(WORK ORDER)
Below is a set of entries; give all of them again exactly.

(ENTRIES SHOWN)
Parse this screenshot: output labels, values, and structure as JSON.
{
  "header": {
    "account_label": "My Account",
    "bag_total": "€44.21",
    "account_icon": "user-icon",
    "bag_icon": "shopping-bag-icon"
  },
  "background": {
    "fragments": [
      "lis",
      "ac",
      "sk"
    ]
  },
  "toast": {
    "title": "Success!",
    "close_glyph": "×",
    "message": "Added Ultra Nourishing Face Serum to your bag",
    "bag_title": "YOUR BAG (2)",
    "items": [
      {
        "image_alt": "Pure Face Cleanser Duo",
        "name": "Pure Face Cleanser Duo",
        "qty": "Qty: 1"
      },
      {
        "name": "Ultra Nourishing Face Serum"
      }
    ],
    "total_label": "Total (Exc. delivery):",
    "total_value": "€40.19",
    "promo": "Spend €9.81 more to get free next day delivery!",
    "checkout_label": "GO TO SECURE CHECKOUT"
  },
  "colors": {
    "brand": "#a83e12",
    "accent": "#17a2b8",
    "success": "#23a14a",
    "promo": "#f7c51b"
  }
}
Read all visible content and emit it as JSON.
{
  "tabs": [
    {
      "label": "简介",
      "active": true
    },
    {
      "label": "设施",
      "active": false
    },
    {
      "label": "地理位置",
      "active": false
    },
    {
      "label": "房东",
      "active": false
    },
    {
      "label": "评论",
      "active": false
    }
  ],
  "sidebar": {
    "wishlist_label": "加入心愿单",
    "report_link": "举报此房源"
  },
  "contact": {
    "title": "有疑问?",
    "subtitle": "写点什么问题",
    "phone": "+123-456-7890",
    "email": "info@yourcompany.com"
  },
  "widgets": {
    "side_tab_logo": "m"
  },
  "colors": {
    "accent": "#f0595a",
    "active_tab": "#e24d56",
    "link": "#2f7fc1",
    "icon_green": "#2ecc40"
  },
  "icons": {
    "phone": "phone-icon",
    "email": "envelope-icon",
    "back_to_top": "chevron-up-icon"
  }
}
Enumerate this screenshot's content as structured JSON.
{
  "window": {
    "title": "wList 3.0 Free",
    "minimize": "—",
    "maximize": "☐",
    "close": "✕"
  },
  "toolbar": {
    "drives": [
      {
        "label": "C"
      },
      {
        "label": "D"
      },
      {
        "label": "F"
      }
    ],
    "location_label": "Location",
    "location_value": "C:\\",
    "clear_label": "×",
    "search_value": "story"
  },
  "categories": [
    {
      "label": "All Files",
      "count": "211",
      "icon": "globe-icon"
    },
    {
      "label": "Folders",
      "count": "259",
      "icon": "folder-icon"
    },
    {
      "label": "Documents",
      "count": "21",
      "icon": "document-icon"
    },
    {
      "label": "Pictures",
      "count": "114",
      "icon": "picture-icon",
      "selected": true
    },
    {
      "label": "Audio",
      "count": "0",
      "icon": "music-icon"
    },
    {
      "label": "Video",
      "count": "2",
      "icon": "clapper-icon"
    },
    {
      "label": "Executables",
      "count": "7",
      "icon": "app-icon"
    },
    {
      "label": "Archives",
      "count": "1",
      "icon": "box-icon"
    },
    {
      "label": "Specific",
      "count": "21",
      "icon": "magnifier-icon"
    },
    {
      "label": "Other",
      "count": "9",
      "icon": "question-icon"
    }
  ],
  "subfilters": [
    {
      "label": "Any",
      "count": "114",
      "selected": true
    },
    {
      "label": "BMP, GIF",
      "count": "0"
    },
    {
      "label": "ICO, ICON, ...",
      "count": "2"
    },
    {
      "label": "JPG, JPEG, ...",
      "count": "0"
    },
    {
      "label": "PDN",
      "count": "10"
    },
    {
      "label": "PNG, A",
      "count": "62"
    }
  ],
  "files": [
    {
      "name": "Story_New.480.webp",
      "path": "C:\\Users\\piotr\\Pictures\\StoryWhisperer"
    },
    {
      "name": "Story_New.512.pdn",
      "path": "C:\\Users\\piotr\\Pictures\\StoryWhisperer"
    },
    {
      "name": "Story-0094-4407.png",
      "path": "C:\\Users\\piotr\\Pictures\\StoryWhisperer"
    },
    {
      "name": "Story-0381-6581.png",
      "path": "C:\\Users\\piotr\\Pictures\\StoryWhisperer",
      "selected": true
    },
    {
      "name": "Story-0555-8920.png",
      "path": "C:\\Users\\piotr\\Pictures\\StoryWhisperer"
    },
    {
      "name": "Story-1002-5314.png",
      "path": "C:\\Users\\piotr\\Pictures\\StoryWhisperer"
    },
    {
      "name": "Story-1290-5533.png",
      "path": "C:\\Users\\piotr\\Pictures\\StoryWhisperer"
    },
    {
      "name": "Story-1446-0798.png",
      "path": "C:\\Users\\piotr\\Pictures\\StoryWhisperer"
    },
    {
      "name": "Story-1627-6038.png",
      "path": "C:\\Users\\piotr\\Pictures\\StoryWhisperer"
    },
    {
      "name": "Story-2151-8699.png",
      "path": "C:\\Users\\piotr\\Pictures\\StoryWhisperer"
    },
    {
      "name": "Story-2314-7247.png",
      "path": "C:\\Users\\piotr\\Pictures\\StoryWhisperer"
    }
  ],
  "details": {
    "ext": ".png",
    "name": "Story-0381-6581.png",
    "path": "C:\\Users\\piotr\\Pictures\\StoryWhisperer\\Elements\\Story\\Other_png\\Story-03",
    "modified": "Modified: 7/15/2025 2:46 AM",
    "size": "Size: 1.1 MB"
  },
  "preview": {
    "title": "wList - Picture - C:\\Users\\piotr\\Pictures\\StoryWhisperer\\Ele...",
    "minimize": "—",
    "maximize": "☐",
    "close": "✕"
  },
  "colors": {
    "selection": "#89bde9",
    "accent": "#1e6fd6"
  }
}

(TASK RESULT)
Parse this screenshot: output labels, values, and structure as JSON.
{
  "header": {
    "account_label": "My Account",
    "bag_total": "€44.21",
    "account_icon": "user-icon",
    "bag_icon": "shopping-bag-icon"
  },
  "background": {
    "fragments": [
      "lis",
      "ac",
      "sk"
    ]
  },
  "toast": {
    "title": "Success!",
    "close_glyph": "×",
    "message": "Added Ultra Nourishing Face Serum to your bag",
    "bag_title": "YOUR BAG (2)",
    "items": [
      {
        "image_alt": "Pure Face Cleanser Duo",
        "name": "Pure Face Cleanser Duo",
        "qty": "Qty: 1"
      },
      {
        "name": "Ultra Nourishing Face Serum"
      }
    ],
    "total_label": "Total (Exc. delivery):",
    "total_value": "€40.19",
    "promo": "Spend €9.81 more to get free next day delivery!",
    "checkout_label": "GO TO SECURE CHECKOUT"
  },
  "colors": {
    "brand": "#a83e12",
    "accent": "#17a2b8",
    "success": "#23a14a",
    "promo": "#f7c51b"
  }
}
Read all visible content and emit it as JSON.
{
  "tabs": [
    {
      "label": "简介",
      "active": true
    },
    {
      "label": "设施",
      "active": false
    },
    {
      "label": "地理位置",
      "active": false
    },
    {
      "label": "房东",
      "active": false
    },
    {
      "label": "评论",
      "active": false
    }
  ],
  "sidebar": {
    "wishlist_label": "加入心愿单",
    "report_link": "举报此房源"
  },
  "contact": {
    "title": "有疑问?",
    "subtitle": "写点什么问题",
    "phone": "+123-456-7890",
    "email": "info@yourcompany.com"
  },
  "widgets": {
    "side_tab_logo": "m"
  },
  "colors": {
    "accent": "#f0595a",
    "active_tab": "#e24d56",
    "link": "#2f7fc1",
    "icon_green": "#2ecc40"
  },
  "icons": {
    "phone": "phone-icon",
    "email": "envelope-icon",
    "back_to_top": "chevron-up-icon"
  }
}
Enumerate this screenshot's content as structured JSON.
{
  "window": {
    "title": "wList 3.0 Free",
    "minimize": "—",
    "maximize": "☐",
    "close": "✕"
  },
  "toolbar": {
    "drives": [
      {
        "label": "C"
      },
      {
        "label": "D"
      },
      {
        "label": "F"
      }
    ],
    "location_label": "Location",
    "location_value": "C:\\",
    "clear_label": "×",
    "search_value": "story"
  },
  "categories": [
    {
      "label": "All Files",
      "count": "211",
      "icon": "globe-icon"
    },
    {
      "label": "Folders",
      "count": "259",
      "icon": "folder-icon"
    },
    {
      "label": "Documents",
      "count": "21",
      "icon": "document-icon"
    },
    {
      "label": "Pictures",
      "count": "114",
      "icon": "picture-icon",
      "selected": true
    },
    {
      "label": "Audio",
      "count": "0",
      "icon": "music-icon"
    },
    {
      "label": "Video",
      "count": "2",
      "icon": "clapper-icon"
    },
    {
      "label": "Executables",
      "count": "7",
      "icon": "app-icon"
    },
    {
      "label": "Archives",
      "count": "1",
      "icon": "box-icon"
    },
    {
      "label": "Specific",
      "count": "21",
      "icon": "magnifier-icon"
    },
    {
      "label": "Other",
      "count": "9",
      "icon": "question-icon"
    }
  ],
  "subfilters": [
    {
      "label": "Any",
      "count": "114",
      "selected": true
    },
    {
      "label": "BMP, GIF",
      "count": "0"
    },
    {
      "label": "ICO, ICON, ...",
      "count": "2"
    },
    {
      "label": "JPG, JPEG, ...",
      "count": "0"
    },
    {
      "label": "PDN",
      "count": "10"
    },
    {
      "label": "PNG, A",
      "count": "62"
    }
  ],
  "files": [
    {
      "name": "Story_New.480.webp",
      "path": "C:\\Users\\piotr\\Pictures\\StoryWhisperer"
    },
    {
      "name": "Story_New.512.pdn",
      "path": "C:\\Users\\piotr\\Pictures\\StoryWhisperer"
    },
    {
      "name": "Story-0094-4407.png",
      "path": "C:\\Users\\piotr\\Pictures\\StoryWhisperer"
    },
    {
      "name": "Story-0381-6581.png",
      "path": "C:\\Users\\piotr\\Pictures\\StoryWhisperer",
      "selected": true
    },
    {
      "name": "Story-0555-8920.png",
      "path": "C:\\Users\\piotr\\Pictures\\StoryWhisperer"
    },
    {
      "name": "Story-1002-5314.png",
      "path": "C:\\Users\\piotr\\Pictures\\StoryWhisperer"
    },
    {
      "name": "Story-1290-5533.png",
      "path": "C:\\Users\\piotr\\Pictures\\StoryWhisperer"
    },
    {
      "name": "Story-1446-0798.png",
      "path": "C:\\Users\\piotr\\Pictures\\StoryWhisperer"
    },
    {
      "name": "Story-1627-6038.png",
      "path": "C:\\Users\\piotr\\Pictures\\StoryWhisperer"
    },
    {
      "name": "Story-2151-8699.png",
      "path": "C:\\Users\\piotr\\Pictures\\StoryWhisperer"
    },
    {
      "name": "Story-2314-7247.png",
      "path": "C:\\Users\\piotr\\Pictures\\StoryWhisperer"
    }
  ],
  "details": {
    "ext": ".png",
    "name": "Story-0381-6581.png",
    "path": "C:\\Users\\piotr\\Pictures\\StoryWhisperer\\Elements\\Story\\Other_png\\Story-03",
    "modified": "Modified: 7/15/2025 2:46 AM",
    "size": "Size: 1.1 MB"
  },
  "preview": {
    "title": "wList - Picture - C:\\Users\\piotr\\Pictures\\StoryWhisperer\\Ele...",
    "minimize": "—",
    "maximize": "☐",
    "close": "✕"
  },
  "colors": {
    "selection": "#89bde9",
    "accent": "#1e6fd6"
  }
}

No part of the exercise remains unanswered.